Jason Fried (ILR) was awarded the Frederic Conger Wood Fellowship for Research in Europe. His research project will take place in the United Kingdom in the summer of 2007 and will examine “Pounding the Euro: A Social and Economic Examination of the Labour Party’s Refusal/Struggle to Adopt the Euro.”

 

2006-2007

Theodore Van Loan (Near Eastern Studies and Art History) was awarded a fellowship to conduct research in Spain. His research project is entitled “Dissemination of Faith: Converts and the Christian Visual World of Late-Medieval Iberia.”

Brian Tauzel (International Agriculture and Rural Development) was awarded a fellowship to perform research in Belgium. His project will survey “Perceived and Actual Mobility of Young Adults: A Comparative Study of Flanders and Upstate New York.”

Larissa Paschyn (College Scholar) was awarded a fellowship to conduct research in the Ukraine. Her project examines “Recreating a New Ukraine: The Role of the Ukrainian Diaspora in Shaping the Political, Economic, and Social Life of Ukraine.” She hopes to produce a documentary film as part of her final project that will show the evolving identity of the Ukrainian people and how relations with the Diaspora have affected it.

2005-2006

Andrei Mamolea (History/Government/Economics) was awarded a fellowship to conduct research in France. His research considers “Political Culture and Collective Security: The Collapse of France's Institutions and Alliances During the Interwar Period.”

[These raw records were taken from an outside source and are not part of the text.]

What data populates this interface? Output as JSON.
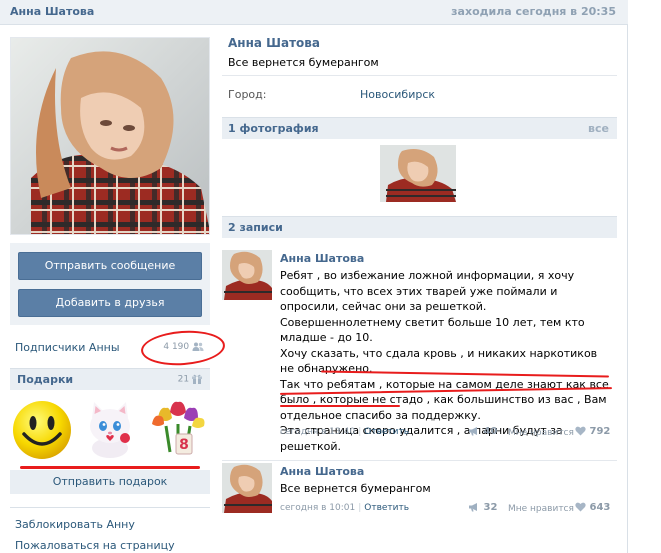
{
  "topbar": {
    "name": "Анна Шатова",
    "status": "заходила сегодня в 20:35"
  },
  "profile": {
    "name": "Анна Шатова",
    "status": "Все вернется бумерангом",
    "city_label": "Город:",
    "city_value": "Новосибирск"
  },
  "actions": {
    "send_message": "Отправить сообщение",
    "add_friend": "Добавить в друзья"
  },
  "followers": {
    "label": "Подписчики Анны",
    "count": "4 190"
  },
  "gifts": {
    "title": "Подарки",
    "count": "21",
    "send_gift": "Отправить подарок",
    "items": [
      "smiley-gift",
      "kitten-gift",
      "tulips-gift"
    ]
  },
  "links": {
    "block": "Заблокировать Анну",
    "report": "Пожаловаться на страницу"
  },
  "photos": {
    "title": "1 фотография",
    "all": "все"
  },
  "wall": {
    "title": "2 записи",
    "posts": [
      {
        "author": "Анна Шатова",
        "lines": [
          "Ребят , во избежание ложной информации, я хочу сообщить, что всех этих тварей уже поймали и опросили, сейчас они за решеткой. Совершеннолетнему светит больше 10 лет, тем кто младше - до 10.",
          "Хочу сказать, что сдала кровь , и никаких наркотиков не обнаружено.",
          "Так что ребятам , которые на самом деле знают как все было , которые не стадо , как большинство из вас , Вам отдельное спасибо за поддержку.",
          "Эта страница скоро удалится , а парни будут за решеткой."
        ],
        "time": "сегодня в 13:40",
        "reply": "Ответить",
        "shares": "40",
        "likes_label": "Мне нравится",
        "likes": "792"
      },
      {
        "author": "Анна Шатова",
        "lines": [
          "Все вернется бумерангом"
        ],
        "time": "сегодня в 10:01",
        "reply": "Ответить",
        "shares": "32",
        "likes_label": "Мне нравится",
        "likes": "643"
      }
    ]
  },
  "colors": {
    "link": "#2b587a",
    "header": "#45688e",
    "button": "#5b7fa6",
    "annotation": "#e81c1c"
  }
}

Christina Jarymowycz (Government) was awarded a fellowship to conduct research in the Ukraine. Her project examines “Youth Movements and Democratic Consolidation in Ukraine.”

Anne Marie Choike (Earth and Atmospheric Science/Alt. Chemistry) was awarded a fellowship to conduct research in Poland. Her project studies “Can 'Small Poland's' small farmers still grow in the face of Poland's big growth?”

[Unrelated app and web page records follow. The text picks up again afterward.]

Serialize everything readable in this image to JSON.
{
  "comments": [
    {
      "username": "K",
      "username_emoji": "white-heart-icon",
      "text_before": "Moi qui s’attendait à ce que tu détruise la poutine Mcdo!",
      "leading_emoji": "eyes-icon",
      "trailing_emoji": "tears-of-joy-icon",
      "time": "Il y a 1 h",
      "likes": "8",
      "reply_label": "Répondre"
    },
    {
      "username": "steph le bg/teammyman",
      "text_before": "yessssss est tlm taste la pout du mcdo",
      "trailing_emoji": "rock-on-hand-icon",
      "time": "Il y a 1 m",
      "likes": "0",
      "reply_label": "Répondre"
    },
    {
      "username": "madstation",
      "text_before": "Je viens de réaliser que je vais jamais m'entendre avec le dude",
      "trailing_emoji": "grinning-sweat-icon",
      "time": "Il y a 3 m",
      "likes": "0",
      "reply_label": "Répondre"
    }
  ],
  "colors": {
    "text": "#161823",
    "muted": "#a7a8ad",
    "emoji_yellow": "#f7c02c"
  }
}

Esther Blodau-Konick (City & Regional Planning) was awarded a fellowship to conduct research in Germany. Her research investigates “Berlin: Linking Public Space with Urban Poverty.”

Elisabeth Becker (College Scholar/Sociology) was awarded a fellowship to conduct research in Kosovo. Her project focuses on “Movement Across Borders and Towards the Future: The Influence of Migratory Experience on National and Political Consciousness in Kosovo.”